During her schooling at the Academy of Fine Arts in Warsaw, Polish painter Justyna Kisielewicz was forced to create monochromatic paintings. But after she graduated, she took things in a new direction. Much of her work, primarily her oil paintings, are lush explosions of pink and pop. Now, she’s been dubbed the “princess of pop culture” by Pangea Magazine, who says the artist’s intention is to “intention is to rip up the stereotypical image of the dour Polish artist.”
Having only recently shifted her focus from sculpture to oil painting, Austin based painter Kati Williams will be a new name to most of our readers. Her dramatically lit images of mythological figures are heavily influenced by Baroque painting and the old masters of Romanticism, and a visit to her instagram will catch her admiring contemporary artists like Roberto Ferri and Brad Kunkle (featured in HF Vol. 25), who are also applying antiquated techniques. Though the difference between three-dimensional sculpture and two-dimensional painting is substantial, Williams likens the process of painting to building a sculpture, where she meticulously layers colors and glazes until eventually, light forms out of utter darkness.
Roberto Ferri is known for his poetic imagery imbued with references to Baroque painters such as Caravaggio and other old masters of Romanticism. His work focuses on the coexistence of good and evil, sacred and profane in both our daily life and our subconscious. In this light, the emotional intensity of his depictions reveals an attempt to connect the parallel dimension, where his almost-theatrical representations take place in a socio-psychological present. The psychological aspects of his figures are projections of different phases that the human soul goes through during its ongoing transformation.
British artist Stephen Mackey portrays whimsical scenes in his 17th and 19th century inspired oil paintings.
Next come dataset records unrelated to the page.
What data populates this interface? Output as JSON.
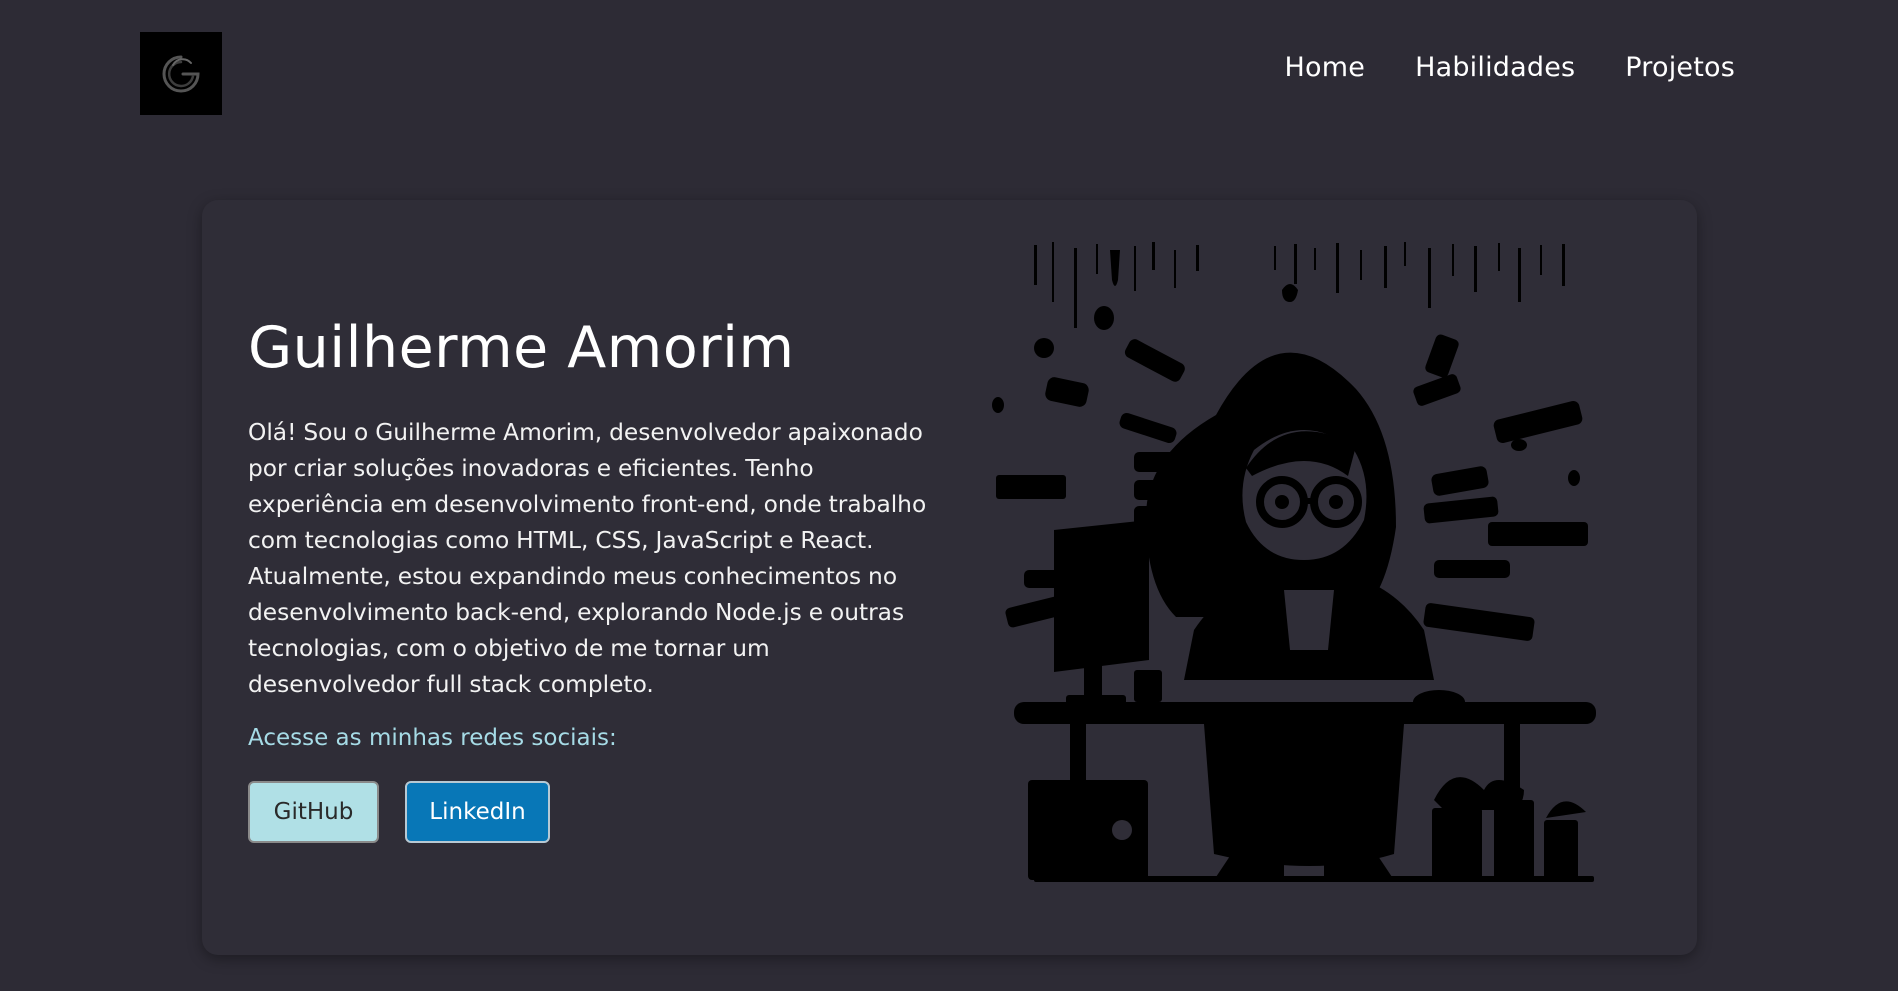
{
  "header": {
    "logo_icon": "g-logo-icon",
    "nav": [
      {
        "label": "Home"
      },
      {
        "label": "Habilidades"
      },
      {
        "label": "Projetos"
      }
    ]
  },
  "hero": {
    "name": "Guilherme Amorim",
    "bio": "Olá! Sou o Guilherme Amorim, desenvolvedor apaixonado por criar soluções inovadoras e eficientes. Tenho experiência em desenvolvimento front-end, onde trabalho com tecnologias como HTML, CSS, JavaScript e React. Atualmente, estou expandindo meus conhecimentos no desenvolvimento back-end, explorando Node.js e outras tecnologias, com o objetivo de me tornar um desenvolvedor full stack completo.",
    "social_label": "Acesse as minhas redes sociais:",
    "github_label": "GitHub",
    "linkedin_label": "LinkedIn",
    "illustration_icon": "developer-illustration"
  },
  "colors": {
    "background": "#2d2b35",
    "card": "#2f2d37",
    "accent_text": "#a6dbe6",
    "github_button": "#b0e0e6",
    "linkedin_button": "#0877b7"
  }
}
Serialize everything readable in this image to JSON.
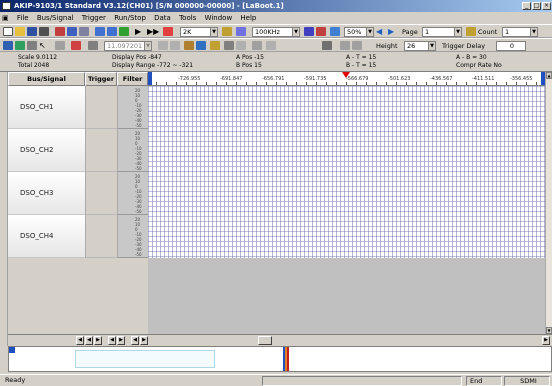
{
  "window": {
    "title": "AKIP-9103/1 Standard V3.12(CH01) [S/N 000000-00000] - [LaBoot.1]",
    "controls": [
      "_",
      "□",
      "×"
    ]
  },
  "menu": [
    "File",
    "Bus/Signal",
    "Trigger",
    "Run/Stop",
    "Data",
    "Tools",
    "Window",
    "Help"
  ],
  "toolbar1": {
    "depth_value": "2K",
    "rate_value": "100KHz",
    "zoom_value": "50%",
    "page_label": "Page",
    "page_value": "1",
    "count_label": "Count",
    "count_value": "1"
  },
  "toolbar2": {
    "position_value": "11.097201",
    "height_label": "Height",
    "height_value": "26",
    "trigger_delay_label": "Trigger Delay",
    "trigger_delay_value": "0"
  },
  "info": {
    "scale": "Scale 9.0112",
    "total": "Total 2048",
    "display_pos": "Display Pos -847",
    "display_range": "Display Range -772 ~ -321",
    "a_pos": "A Pos -15",
    "b_pos": "B Pos 15",
    "a_t": "A - T = 15",
    "b_t": "B - T = 15",
    "a_b": "A - B = 30",
    "compr_rate": "Compr Rate No"
  },
  "columns": {
    "signal": "Bus/Signal",
    "trigger": "Trigger",
    "filter": "Filter"
  },
  "signals": [
    {
      "name": "DSO_CH1"
    },
    {
      "name": "DSO_CH2"
    },
    {
      "name": "DSO_CH3"
    },
    {
      "name": "DSO_CH4"
    }
  ],
  "ruler_labels": [
    "-726.955",
    "-691.847",
    "-656.791",
    "-591.735",
    "-566.679",
    "-501.623",
    "-436.567",
    "-411.511",
    "-356.455"
  ],
  "status": {
    "left": "Ready",
    "mid": "End",
    "right": "SDMI"
  },
  "colors": {
    "title_start": "#0a246a",
    "title_end": "#a6caf0",
    "trigger_marker": "#e00000",
    "grid": "#8a8ac8"
  }
}
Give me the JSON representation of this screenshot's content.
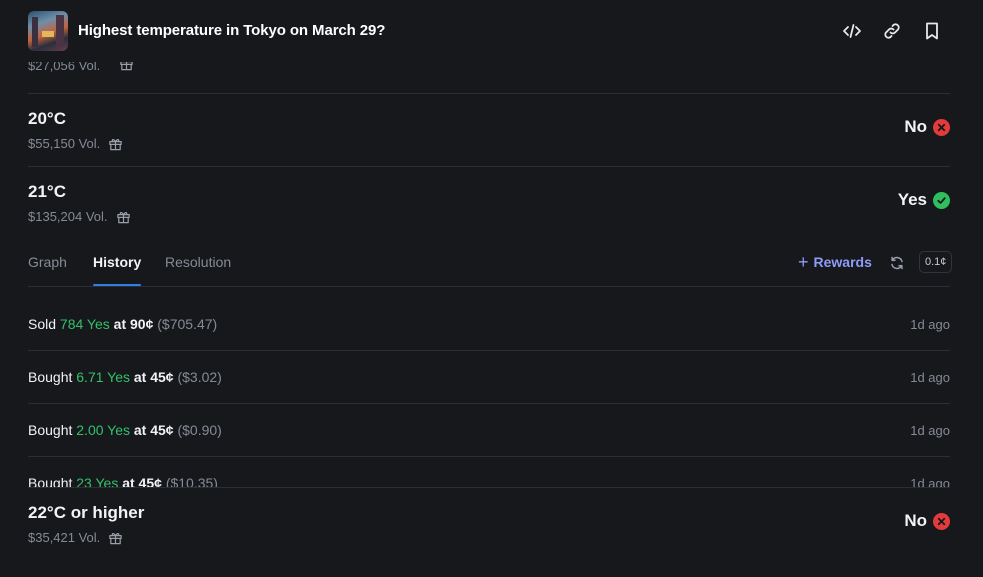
{
  "header": {
    "title": "Highest temperature in Tokyo on March 29?",
    "icons": [
      "code-icon",
      "link-icon",
      "bookmark-icon"
    ]
  },
  "partial_row": {
    "volume": "$27,056 Vol."
  },
  "outcomes": [
    {
      "label": "20°C",
      "volume": "$55,150 Vol.",
      "result": "No"
    },
    {
      "label": "21°C",
      "volume": "$135,204 Vol.",
      "result": "Yes"
    }
  ],
  "tabs": {
    "items": [
      {
        "label": "Graph"
      },
      {
        "label": "History"
      },
      {
        "label": "Resolution"
      }
    ],
    "active": "History",
    "rewards_label": "Rewards",
    "tick_size": "0.1¢"
  },
  "history": [
    {
      "action": "Sold",
      "amount": "784 Yes",
      "price": "at 90¢",
      "total": "($705.47)",
      "time": "1d ago"
    },
    {
      "action": "Bought",
      "amount": "6.71 Yes",
      "price": "at 45¢",
      "total": "($3.02)",
      "time": "1d ago"
    },
    {
      "action": "Bought",
      "amount": "2.00 Yes",
      "price": "at 45¢",
      "total": "($0.90)",
      "time": "1d ago"
    },
    {
      "action": "Bought",
      "amount": "23 Yes",
      "price": "at 45¢",
      "total": "($10.35)",
      "time": "1d ago"
    }
  ],
  "bottom_outcome": {
    "label": "22°C or higher",
    "volume": "$35,421 Vol.",
    "result": "No"
  },
  "colors": {
    "yes": "#2fbf5e",
    "no": "#e23b3b",
    "accent": "#2f7fe6",
    "rewards": "#8d9cf8"
  }
}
In fantasy settings reminiscent of the past, Mackey paints kittens posed for upper class portraits, skeletons wooing young brides, and animals hosting Mad Hatter tea parties, while the moon watches over, smiling with her perfect cupid’s bow and rouged blush of a 1920s film star.
If Daniel Merriam’s watercolors were books, they would be fairytales once upon a time in a far away European dreamland. The painter, who is currently exhibiting at AFA Gallery (covered here), compares his process to a writer’s. In our recent interview, Merriam told us about the influence of 17th and 18th century Baroque architecture on his works which he draws from memory. Although imaginary, his elaborate structures must be believable in their world, and he builds them out carefully as a point of reference. In this sense, one could also call him an architect.
It might surprise some that watercolorist Daniel Merriam, known for his stylized, fantastic paintings, grew up in a sleepy summer resort town. There were none of the castles or glorious architectural forms found in his works – their foundation and beauty lies purely in his imagination. He finds such beauty in the world around him, whether it be a building, a landscape, or a creature. All of these things create a place he “escapes” to in his current exhibition, “Now You See Me: The Art of Escapism” at AFA Gallery in New York.